__AIM OF THE TASK__.
Copy out the data exactly as it appears, without a single image.

**** EXERCISE INPUT

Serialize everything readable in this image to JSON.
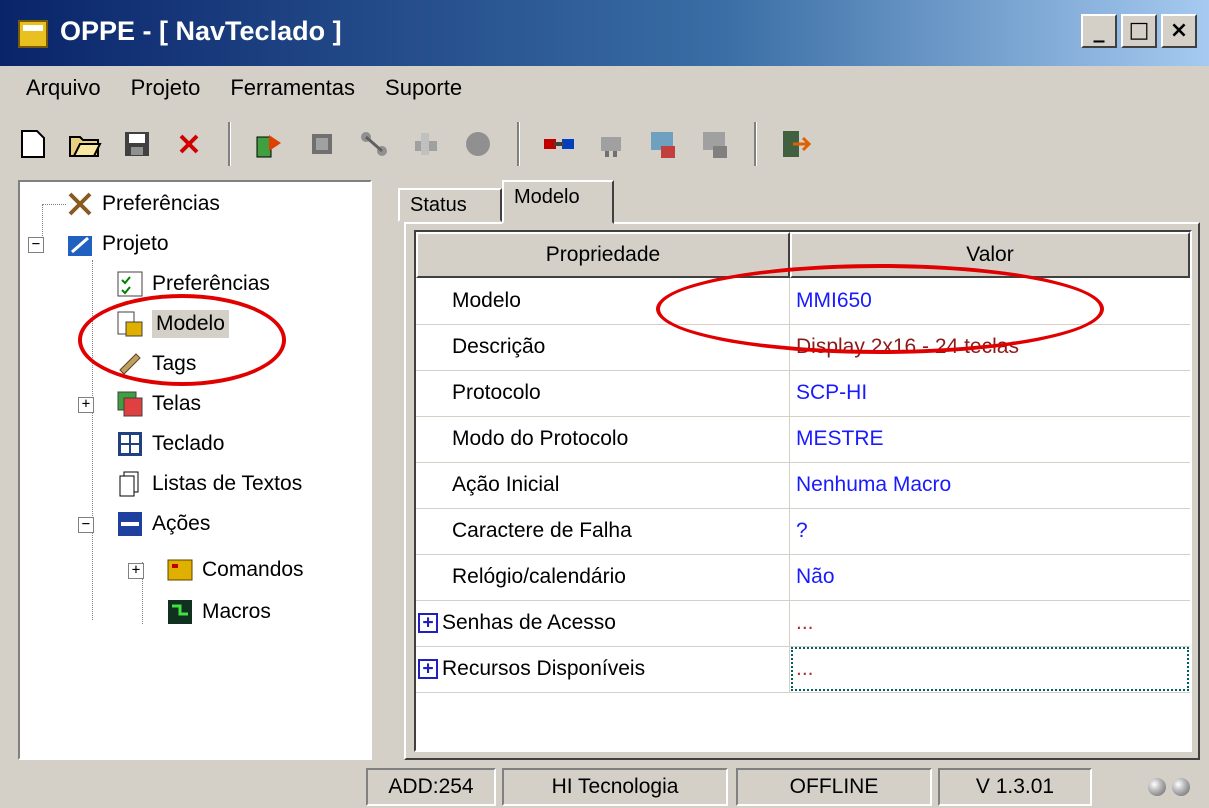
{
  "window": {
    "title": "OPPE - [ NavTeclado ]",
    "minimize": "_",
    "maximize": "□",
    "close": "×"
  },
  "menu": [
    "Arquivo",
    "Projeto",
    "Ferramentas",
    "Suporte"
  ],
  "toolbar_icons": [
    "new-file-icon",
    "open-folder-icon",
    "save-icon",
    "delete-icon",
    "import-icon",
    "chip-icon",
    "network-icon",
    "tools-icon",
    "circle-icon",
    "connect-icon",
    "plug-icon",
    "download-icon",
    "upload-icon",
    "exit-icon"
  ],
  "tree": {
    "root_pref": "Preferências",
    "projeto": "Projeto",
    "preferencias": "Preferências",
    "modelo": "Modelo",
    "tags": "Tags",
    "telas": "Telas",
    "teclado": "Teclado",
    "listas": "Listas de Textos",
    "acoes": "Ações",
    "comandos": "Comandos",
    "macros": "Macros"
  },
  "tabs": {
    "status": "Status",
    "modelo": "Modelo"
  },
  "grid": {
    "col1": "Propriedade",
    "col2": "Valor",
    "rows": [
      {
        "prop": "Modelo",
        "value": "MMI650"
      },
      {
        "prop": "Descrição",
        "value": "Display 2x16 - 24 teclas"
      },
      {
        "prop": "Protocolo",
        "value": "SCP-HI"
      },
      {
        "prop": "Modo do Protocolo",
        "value": "MESTRE"
      },
      {
        "prop": "Ação Inicial",
        "value": "Nenhuma Macro"
      },
      {
        "prop": "Caractere de Falha",
        "value": "?"
      },
      {
        "prop": "Relógio/calendário",
        "value": "Não"
      },
      {
        "prop": "Senhas de Acesso",
        "value": "..."
      },
      {
        "prop": "Recursos Disponíveis",
        "value": "..."
      }
    ]
  },
  "status": {
    "add": "ADD:254",
    "company": "HI Tecnologia",
    "state": "OFFLINE",
    "version": "V 1.3.01"
  }
}
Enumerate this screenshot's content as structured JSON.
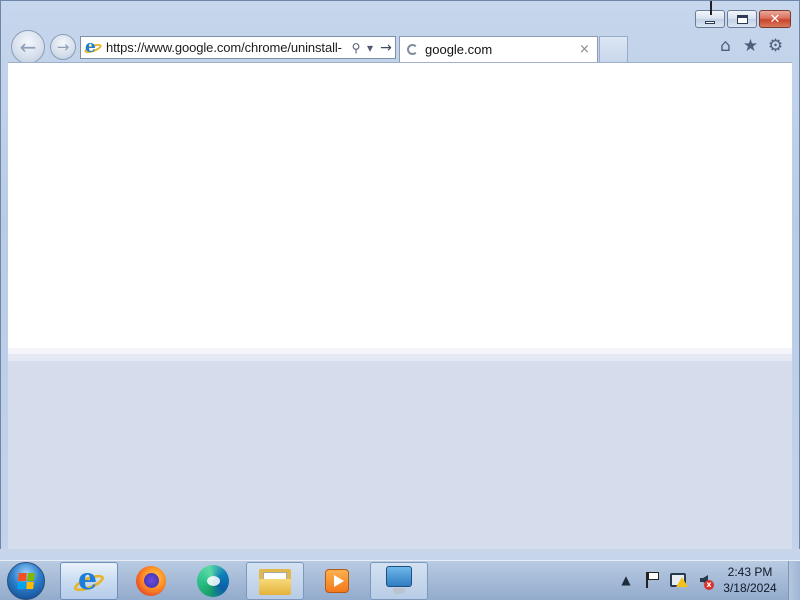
{
  "browser": {
    "address_url": "https://www.google.com/chrome/uninstall-",
    "tab_title": "google.com",
    "tab_close_glyph": "×",
    "addr_search_glyph": "⚲",
    "addr_dropdown_glyph": "▾",
    "addr_go_glyph": "→",
    "back_glyph": "←",
    "forward_glyph": "→",
    "close_glyph": "✕",
    "command_icons": [
      "home-icon",
      "favorites-star-icon",
      "tools-gear-icon"
    ],
    "home_glyph": "⌂",
    "favorites_glyph": "★",
    "tools_glyph": "⚙"
  },
  "taskbar": {
    "pinned": [
      "internet-explorer",
      "firefox",
      "edge",
      "file-explorer",
      "media-player",
      "remote-desktop"
    ],
    "tray_icons": [
      "show-hidden-icons",
      "action-center-flag",
      "network-warning",
      "volume-muted"
    ],
    "tray_arrow_glyph": "▲",
    "volume_x_glyph": "x",
    "time": "2:43 PM",
    "date": "3/18/2024"
  },
  "colors": {
    "accent": "#1e7dd8",
    "taskbar": "#a7bcd8",
    "content_background": "#ffffff"
  }
}
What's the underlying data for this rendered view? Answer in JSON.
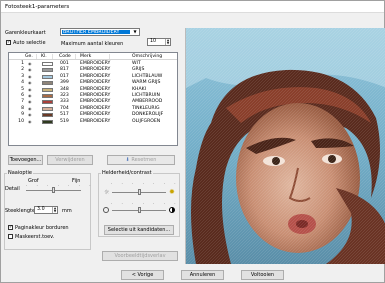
{
  "window": {
    "title": "Fotosteek1-parameters"
  },
  "palette": {
    "label": "Garenkleurkaart",
    "selected": "BROTHER EMBROIDERY",
    "auto_select_label": "Auto selectie",
    "auto_select_checked": true,
    "max_colors_label": "Maximum aantal kleuren",
    "max_colors_value": "10"
  },
  "table": {
    "headers": [
      "Ge.",
      "Kl.",
      "Code",
      "Merk",
      "Omschrijving"
    ],
    "rows": [
      {
        "num": "1",
        "color": "#ffffff",
        "code": "001",
        "brand": "EMBROIDERY",
        "desc": "WIT"
      },
      {
        "num": "2",
        "color": "#9a9a9a",
        "code": "817",
        "brand": "EMBROIDERY",
        "desc": "GRIJS"
      },
      {
        "num": "3",
        "color": "#a6c8de",
        "code": "017",
        "brand": "EMBROIDERY",
        "desc": "LICHTBLAUW"
      },
      {
        "num": "4",
        "color": "#8e8479",
        "code": "399",
        "brand": "EMBROIDERY",
        "desc": "WARM GRIJS"
      },
      {
        "num": "5",
        "color": "#c9b27a",
        "code": "348",
        "brand": "EMBROIDERY",
        "desc": "KHAKI"
      },
      {
        "num": "6",
        "color": "#a86a45",
        "code": "323",
        "brand": "EMBROIDERY",
        "desc": "LICHTBRUIN"
      },
      {
        "num": "7",
        "color": "#a93f3a",
        "code": "333",
        "brand": "EMBROIDERY",
        "desc": "AMBERROOD"
      },
      {
        "num": "8",
        "color": "#d6b09a",
        "code": "704",
        "brand": "EMBROIDERY",
        "desc": "TINKLEURIG"
      },
      {
        "num": "9",
        "color": "#6a3a26",
        "code": "517",
        "brand": "EMBROIDERY",
        "desc": "DONKEROLIJF"
      },
      {
        "num": "10",
        "color": "#2f3a1f",
        "code": "519",
        "brand": "EMBROIDERY",
        "desc": "OLIJFGROEN"
      }
    ]
  },
  "list_buttons": {
    "add": "Toevoegen...",
    "remove": "Verwijderen",
    "reset": "Resetmen"
  },
  "stitch": {
    "group_title": "Naaioptie",
    "coarse_label": "Grof",
    "fine_label": "Fijn",
    "detail_label": "Detail",
    "detail_level": 0.5,
    "stitch_length_label": "Steeklengte",
    "stitch_length_value": "3.0",
    "unit": "mm",
    "page_color_label": "Paginakleur borduren",
    "page_color_checked": true,
    "mask_label": "Maskeerst.toev.",
    "mask_checked": false
  },
  "brightness": {
    "group_title": "Helderheid/contrast",
    "brightness_level": 0.5,
    "contrast_level": 0.5,
    "candidates_button": "Selectie uit kandidaten..."
  },
  "preview_button": "Voorbeeldtijdsverlav",
  "footer": {
    "back": "< Vorige",
    "cancel": "Annuleren",
    "finish": "Voltooien"
  },
  "icons": {
    "combo_arrow": "chevron-down-icon",
    "eye": "eye-icon",
    "sun": "sun-icon",
    "contrast": "contrast-icon"
  }
}
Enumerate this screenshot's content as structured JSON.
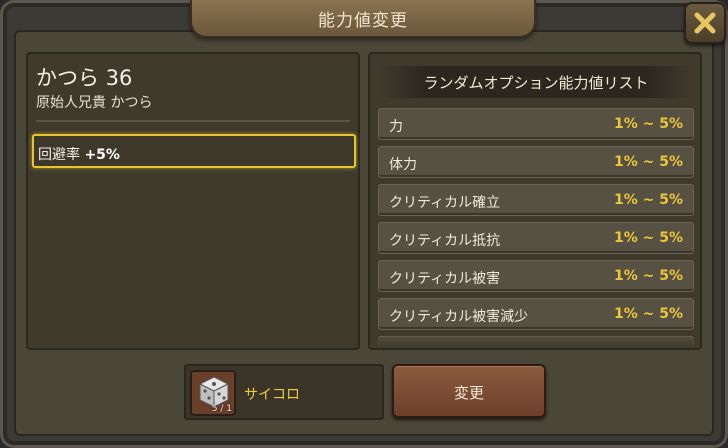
{
  "dialog": {
    "title": "能力値変更"
  },
  "character": {
    "name": "かつら 36",
    "subtitle": "原始人兄貴 かつら",
    "current_stat": {
      "label": "回避率",
      "value": "+5%"
    }
  },
  "option_list": {
    "header": "ランダムオプション能力値リスト",
    "items": [
      {
        "name": "力",
        "range": "1% ~ 5%"
      },
      {
        "name": "体力",
        "range": "1% ~ 5%"
      },
      {
        "name": "クリティカル確立",
        "range": "1% ~ 5%"
      },
      {
        "name": "クリティカル抵抗",
        "range": "1% ~ 5%"
      },
      {
        "name": "クリティカル被害",
        "range": "1% ~ 5%"
      },
      {
        "name": "クリティカル被害減少",
        "range": "1% ~ 5%"
      }
    ]
  },
  "item": {
    "name": "サイコロ",
    "count": "5 / 1",
    "icon": "dice-icon"
  },
  "buttons": {
    "change": "変更",
    "close_icon": "close-icon"
  },
  "colors": {
    "accent_gold": "#e9c63a",
    "highlight_border": "#e8c52c",
    "button_brown": "#8c5a3e"
  }
}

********

__ANSWER TO THIS TASK__.
Serialize everything readable in this image to JSON.
{
  "window": {
    "title": "OPPE - [ NavTeclado ]",
    "minimize": "_",
    "maximize": "□",
    "close": "×"
  },
  "menu": [
    "Arquivo",
    "Projeto",
    "Ferramentas",
    "Suporte"
  ],
  "toolbar_icons": [
    "new-file-icon",
    "open-folder-icon",
    "save-icon",
    "delete-icon",
    "import-icon",
    "chip-icon",
    "network-icon",
    "tools-icon",
    "circle-icon",
    "connect-icon",
    "plug-icon",
    "download-icon",
    "upload-icon",
    "exit-icon"
  ],
  "tree": {
    "root_pref": "Preferências",
    "projeto": "Projeto",
    "preferencias": "Preferências",
    "modelo": "Modelo",
    "tags": "Tags",
    "telas": "Telas",
    "teclado": "Teclado",
    "listas": "Listas de Textos",
    "acoes": "Ações",
    "comandos": "Comandos",
    "macros": "Macros"
  },
  "tabs": {
    "status": "Status",
    "modelo": "Modelo"
  },
  "grid": {
    "col1": "Propriedade",
    "col2": "Valor",
    "rows": [
      {
        "prop": "Modelo",
        "value": "MMI650"
      },
      {
        "prop": "Descrição",
        "value": "Display 2x16 - 24 teclas"
      },
      {
        "prop": "Protocolo",
        "value": "SCP-HI"
      },
      {
        "prop": "Modo do Protocolo",
        "value": "MESTRE"
      },
      {
        "prop": "Ação Inicial",
        "value": "Nenhuma Macro"
      },
      {
        "prop": "Caractere de Falha",
        "value": "?"
      },
      {
        "prop": "Relógio/calendário",
        "value": "Não"
      },
      {
        "prop": "Senhas de Acesso",
        "value": "..."
      },
      {
        "prop": "Recursos Disponíveis",
        "value": "..."
      }
    ]
  },
  "status": {
    "add": "ADD:254",
    "company": "HI Tecnologia",
    "state": "OFFLINE",
    "version": "V 1.3.01"
  }
}
Enumerate this screenshot's content as structured JSON.
{
  "browser": {
    "address_url": "https://www.google.com/chrome/uninstall-",
    "tab_title": "google.com",
    "tab_close_glyph": "×",
    "addr_search_glyph": "⚲",
    "addr_dropdown_glyph": "▾",
    "addr_go_glyph": "→",
    "back_glyph": "←",
    "forward_glyph": "→",
    "close_glyph": "✕",
    "command_icons": [
      "home-icon",
      "favorites-star-icon",
      "tools-gear-icon"
    ],
    "home_glyph": "⌂",
    "favorites_glyph": "★",
    "tools_glyph": "⚙"
  },
  "taskbar": {
    "pinned": [
      "internet-explorer",
      "firefox",
      "edge",
      "file-explorer",
      "media-player",
      "remote-desktop"
    ],
    "tray_icons": [
      "show-hidden-icons",
      "action-center-flag",
      "network-warning",
      "volume-muted"
    ],
    "tray_arrow_glyph": "▲",
    "volume_x_glyph": "x",
    "time": "2:43 PM",
    "date": "3/18/2024"
  },
  "colors": {
    "accent": "#1e7dd8",
    "taskbar": "#a7bcd8",
    "content_background": "#ffffff"
  }
}
What's the underlying data for this rendered view? Answer in JSON.
{
  "window": {
    "title": "Fotosteek1-parameters"
  },
  "palette": {
    "label": "Garenkleurkaart",
    "selected": "BROTHER EMBROIDERY",
    "auto_select_label": "Auto selectie",
    "auto_select_checked": true,
    "max_colors_label": "Maximum aantal kleuren",
    "max_colors_value": "10"
  },
  "table": {
    "headers": [
      "Ge.",
      "Kl.",
      "Code",
      "Merk",
      "Omschrijving"
    ],
    "rows": [
      {
        "num": "1",
        "color": "#ffffff",
        "code": "001",
        "brand": "EMBROIDERY",
        "desc": "WIT"
      },
      {
        "num": "2",
        "color": "#9a9a9a",
        "code": "817",
        "brand": "EMBROIDERY",
        "desc": "GRIJS"
      },
      {
        "num": "3",
        "color": "#a6c8de",
        "code": "017",
        "brand": "EMBROIDERY",
        "desc": "LICHTBLAUW"
      },
      {
        "num": "4",
        "color": "#8e8479",
        "code": "399",
        "brand": "EMBROIDERY",
        "desc": "WARM GRIJS"
      },
      {
        "num": "5",
        "color": "#c9b27a",
        "code": "348",
        "brand": "EMBROIDERY",
        "desc": "KHAKI"
      },
      {
        "num": "6",
        "color": "#a86a45",
        "code": "323",
        "brand": "EMBROIDERY",
        "desc": "LICHTBRUIN"
      },
      {
        "num": "7",
        "color": "#a93f3a",
        "code": "333",
        "brand": "EMBROIDERY",
        "desc": "AMBERROOD"
      },
      {
        "num": "8",
        "color": "#d6b09a",
        "code": "704",
        "brand": "EMBROIDERY",
        "desc": "TINKLEURIG"
      },
      {
        "num": "9",
        "color": "#6a3a26",
        "code": "517",
        "brand": "EMBROIDERY",
        "desc": "DONKEROLIJF"
      },
      {
        "num": "10",
        "color": "#2f3a1f",
        "code": "519",
        "brand": "EMBROIDERY",
        "desc": "OLIJFGROEN"
      }
    ]
  },
  "list_buttons": {
    "add": "Toevoegen...",
    "remove": "Verwijderen",
    "reset": "Resetmen"
  },
  "stitch": {
    "group_title": "Naaioptie",
    "coarse_label": "Grof",
    "fine_label": "Fijn",
    "detail_label": "Detail",
    "detail_level": 0.5,
    "stitch_length_label": "Steeklengte",
    "stitch_length_value": "3.0",
    "unit": "mm",
    "page_color_label": "Paginakleur borduren",
    "page_color_checked": true,
    "mask_label": "Maskeerst.toev.",
    "mask_checked": false
  },
  "brightness": {
    "group_title": "Helderheid/contrast",
    "brightness_level": 0.5,
    "contrast_level": 0.5,
    "candidates_button": "Selectie uit kandidaten..."
  },
  "preview_button": "Voorbeeldtijdsverlav",
  "footer": {
    "back": "< Vorige",
    "cancel": "Annuleren",
    "finish": "Voltooien"
  },
  "icons": {
    "combo_arrow": "chevron-down-icon",
    "eye": "eye-icon",
    "sun": "sun-icon",
    "contrast": "contrast-icon"
  }
}
Enumerate this screenshot's content as structured JSON.
{
  "dialog": {
    "title": "能力値変更"
  },
  "character": {
    "name": "かつら 36",
    "subtitle": "原始人兄貴 かつら",
    "current_stat": {
      "label": "回避率",
      "value": "+5%"
    }
  },
  "option_list": {
    "header": "ランダムオプション能力値リスト",
    "items": [
      {
        "name": "力",
        "range": "1% ~ 5%"
      },
      {
        "name": "体力",
        "range": "1% ~ 5%"
      },
      {
        "name": "クリティカル確立",
        "range": "1% ~ 5%"
      },
      {
        "name": "クリティカル抵抗",
        "range": "1% ~ 5%"
      },
      {
        "name": "クリティカル被害",
        "range": "1% ~ 5%"
      },
      {
        "name": "クリティカル被害減少",
        "range": "1% ~ 5%"
      }
    ]
  },
  "item": {
    "name": "サイコロ",
    "count": "5 / 1",
    "icon": "dice-icon"
  },
  "buttons": {
    "change": "変更",
    "close_icon": "close-icon"
  },
  "colors": {
    "accent_gold": "#e9c63a",
    "highlight_border": "#e8c52c",
    "button_brown": "#8c5a3e"
  }
}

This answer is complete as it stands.